Records to use >>

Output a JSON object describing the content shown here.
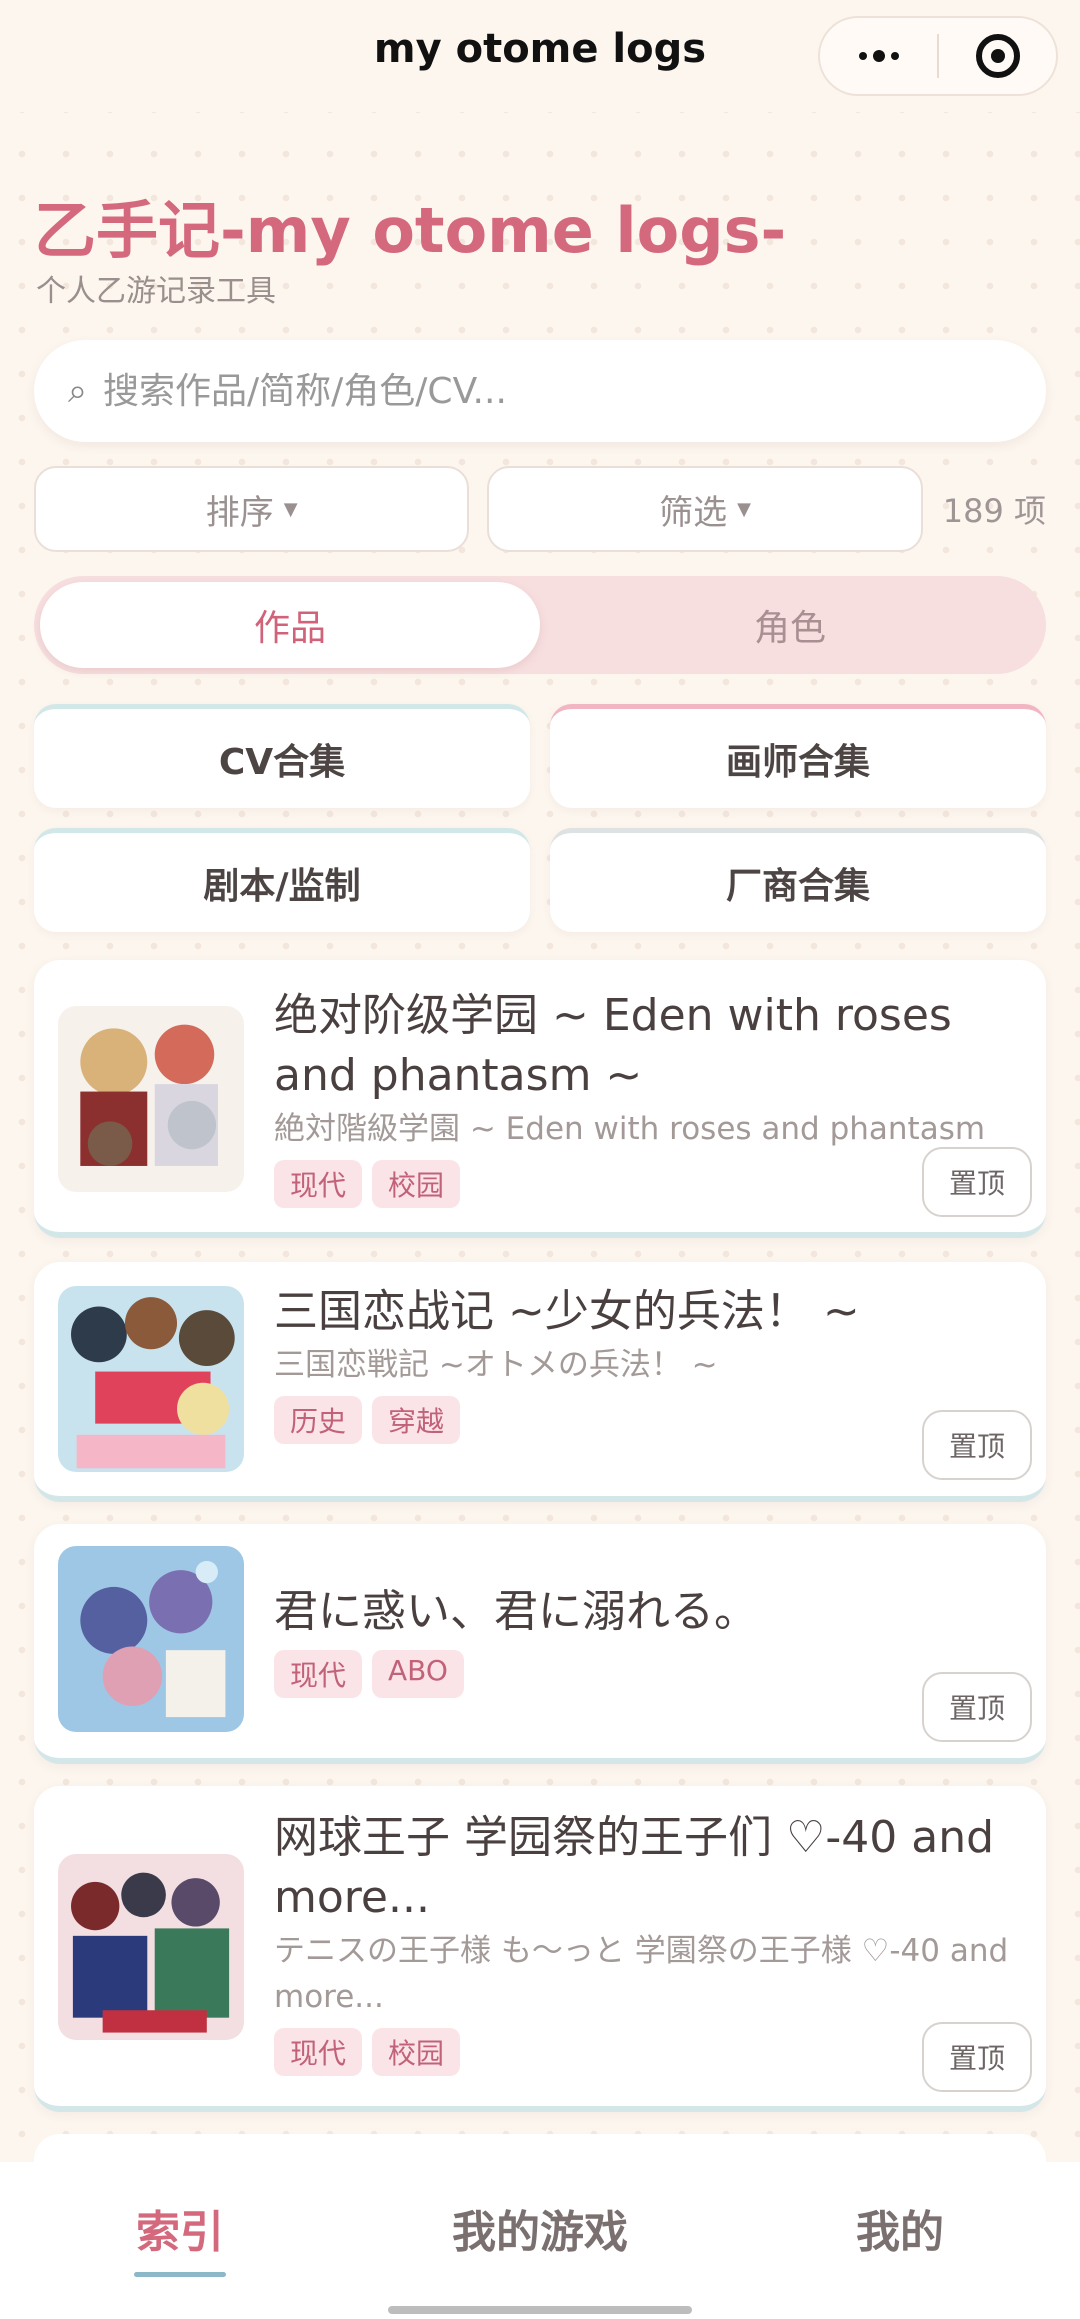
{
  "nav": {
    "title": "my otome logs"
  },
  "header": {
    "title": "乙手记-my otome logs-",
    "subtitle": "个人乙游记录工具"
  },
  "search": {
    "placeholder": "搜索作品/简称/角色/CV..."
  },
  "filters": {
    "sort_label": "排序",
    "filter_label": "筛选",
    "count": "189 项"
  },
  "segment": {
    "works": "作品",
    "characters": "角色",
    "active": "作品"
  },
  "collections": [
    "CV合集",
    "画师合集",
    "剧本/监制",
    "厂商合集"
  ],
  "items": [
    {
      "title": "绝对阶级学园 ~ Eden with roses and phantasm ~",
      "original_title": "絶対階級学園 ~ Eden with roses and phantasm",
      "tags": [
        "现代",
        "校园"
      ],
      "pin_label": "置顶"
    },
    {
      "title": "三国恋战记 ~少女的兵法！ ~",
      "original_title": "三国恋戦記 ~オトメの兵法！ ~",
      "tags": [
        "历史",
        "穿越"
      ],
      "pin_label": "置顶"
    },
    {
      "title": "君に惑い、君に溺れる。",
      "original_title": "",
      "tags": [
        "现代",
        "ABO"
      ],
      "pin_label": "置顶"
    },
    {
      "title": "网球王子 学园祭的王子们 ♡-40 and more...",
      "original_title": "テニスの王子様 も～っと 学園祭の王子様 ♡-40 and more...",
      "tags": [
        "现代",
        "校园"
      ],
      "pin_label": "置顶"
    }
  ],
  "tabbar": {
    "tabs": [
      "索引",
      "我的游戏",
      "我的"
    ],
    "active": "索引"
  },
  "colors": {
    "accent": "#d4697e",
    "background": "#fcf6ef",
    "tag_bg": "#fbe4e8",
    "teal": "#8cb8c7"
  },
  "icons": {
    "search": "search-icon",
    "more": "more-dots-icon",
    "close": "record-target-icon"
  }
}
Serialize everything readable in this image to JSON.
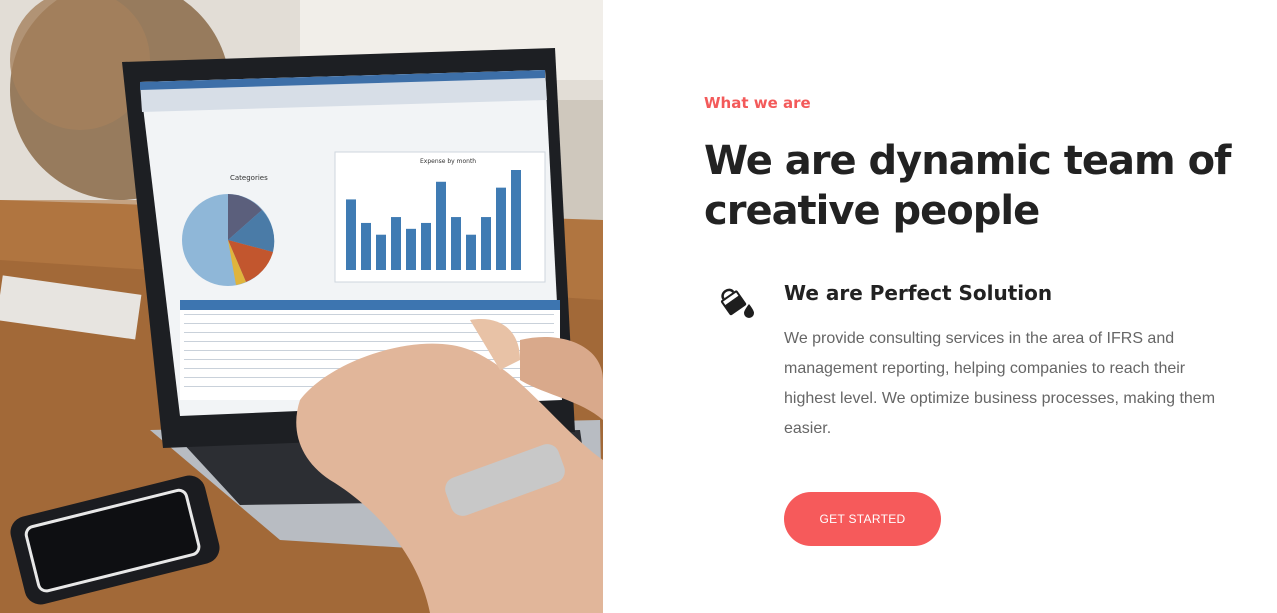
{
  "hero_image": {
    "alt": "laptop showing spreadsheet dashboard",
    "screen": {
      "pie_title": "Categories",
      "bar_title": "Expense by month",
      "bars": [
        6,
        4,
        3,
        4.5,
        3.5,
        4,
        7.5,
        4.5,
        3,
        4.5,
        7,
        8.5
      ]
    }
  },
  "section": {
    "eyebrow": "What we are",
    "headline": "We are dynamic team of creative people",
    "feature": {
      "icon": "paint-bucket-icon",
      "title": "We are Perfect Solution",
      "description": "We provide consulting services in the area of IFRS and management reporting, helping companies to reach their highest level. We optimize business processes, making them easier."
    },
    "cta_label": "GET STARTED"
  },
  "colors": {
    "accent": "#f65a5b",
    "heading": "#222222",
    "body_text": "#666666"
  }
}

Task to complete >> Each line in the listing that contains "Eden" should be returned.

Output for this task >>
      "title": "绝对阶级学园 ~ Eden with roses and phantasm ~",
      "original_title": "絶対階級学園 ~ Eden with roses and phantasm",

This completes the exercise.